Data supplied.
Start of Block

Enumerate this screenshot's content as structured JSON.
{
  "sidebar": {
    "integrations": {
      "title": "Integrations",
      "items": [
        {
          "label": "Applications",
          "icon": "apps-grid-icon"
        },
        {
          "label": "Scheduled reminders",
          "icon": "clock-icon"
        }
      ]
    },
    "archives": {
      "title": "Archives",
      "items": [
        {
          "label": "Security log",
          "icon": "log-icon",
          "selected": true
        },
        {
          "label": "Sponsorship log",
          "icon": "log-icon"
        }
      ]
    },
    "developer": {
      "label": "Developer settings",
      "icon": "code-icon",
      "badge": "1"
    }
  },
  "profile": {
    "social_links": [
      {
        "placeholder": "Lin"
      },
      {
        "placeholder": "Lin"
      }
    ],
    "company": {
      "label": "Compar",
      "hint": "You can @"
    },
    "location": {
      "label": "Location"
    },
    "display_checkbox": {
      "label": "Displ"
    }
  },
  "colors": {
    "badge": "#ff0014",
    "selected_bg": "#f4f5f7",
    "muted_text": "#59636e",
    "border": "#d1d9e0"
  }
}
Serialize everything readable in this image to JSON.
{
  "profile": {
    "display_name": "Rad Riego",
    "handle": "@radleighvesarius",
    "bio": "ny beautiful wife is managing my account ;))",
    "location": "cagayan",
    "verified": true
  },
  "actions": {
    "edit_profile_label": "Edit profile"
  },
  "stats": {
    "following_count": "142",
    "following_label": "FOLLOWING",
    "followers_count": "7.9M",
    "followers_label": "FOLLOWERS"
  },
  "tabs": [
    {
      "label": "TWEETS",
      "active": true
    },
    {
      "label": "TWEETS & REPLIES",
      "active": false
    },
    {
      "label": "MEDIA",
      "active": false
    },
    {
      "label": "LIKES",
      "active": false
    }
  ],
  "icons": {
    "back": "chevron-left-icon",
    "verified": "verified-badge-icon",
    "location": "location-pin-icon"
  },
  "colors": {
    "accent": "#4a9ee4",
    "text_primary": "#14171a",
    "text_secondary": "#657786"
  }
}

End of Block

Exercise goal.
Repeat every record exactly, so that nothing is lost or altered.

Solution.
Enumerate this screenshot's content as structured JSON.
{
  "sidebar": {
    "integrations": {
      "title": "Integrations",
      "items": [
        {
          "label": "Applications",
          "icon": "apps-grid-icon"
        },
        {
          "label": "Scheduled reminders",
          "icon": "clock-icon"
        }
      ]
    },
    "archives": {
      "title": "Archives",
      "items": [
        {
          "label": "Security log",
          "icon": "log-icon",
          "selected": true
        },
        {
          "label": "Sponsorship log",
          "icon": "log-icon"
        }
      ]
    },
    "developer": {
      "label": "Developer settings",
      "icon": "code-icon",
      "badge": "1"
    }
  },
  "profile": {
    "social_links": [
      {
        "placeholder": "Lin"
      },
      {
        "placeholder": "Lin"
      }
    ],
    "company": {
      "label": "Compar",
      "hint": "You can @"
    },
    "location": {
      "label": "Location"
    },
    "display_checkbox": {
      "label": "Displ"
    }
  },
  "colors": {
    "badge": "#ff0014",
    "selected_bg": "#f4f5f7",
    "muted_text": "#59636e",
    "border": "#d1d9e0"
  }
}
Serialize everything readable in this image to JSON.
{
  "profile": {
    "display_name": "Rad Riego",
    "handle": "@radleighvesarius",
    "bio": "ny beautiful wife is managing my account ;))",
    "location": "cagayan",
    "verified": true
  },
  "actions": {
    "edit_profile_label": "Edit profile"
  },
  "stats": {
    "following_count": "142",
    "following_label": "FOLLOWING",
    "followers_count": "7.9M",
    "followers_label": "FOLLOWERS"
  },
  "tabs": [
    {
      "label": "TWEETS",
      "active": true
    },
    {
      "label": "TWEETS & REPLIES",
      "active": false
    },
    {
      "label": "MEDIA",
      "active": false
    },
    {
      "label": "LIKES",
      "active": false
    }
  ],
  "icons": {
    "back": "chevron-left-icon",
    "verified": "verified-badge-icon",
    "location": "location-pin-icon"
  },
  "colors": {
    "accent": "#4a9ee4",
    "text_primary": "#14171a",
    "text_secondary": "#657786"
  }
}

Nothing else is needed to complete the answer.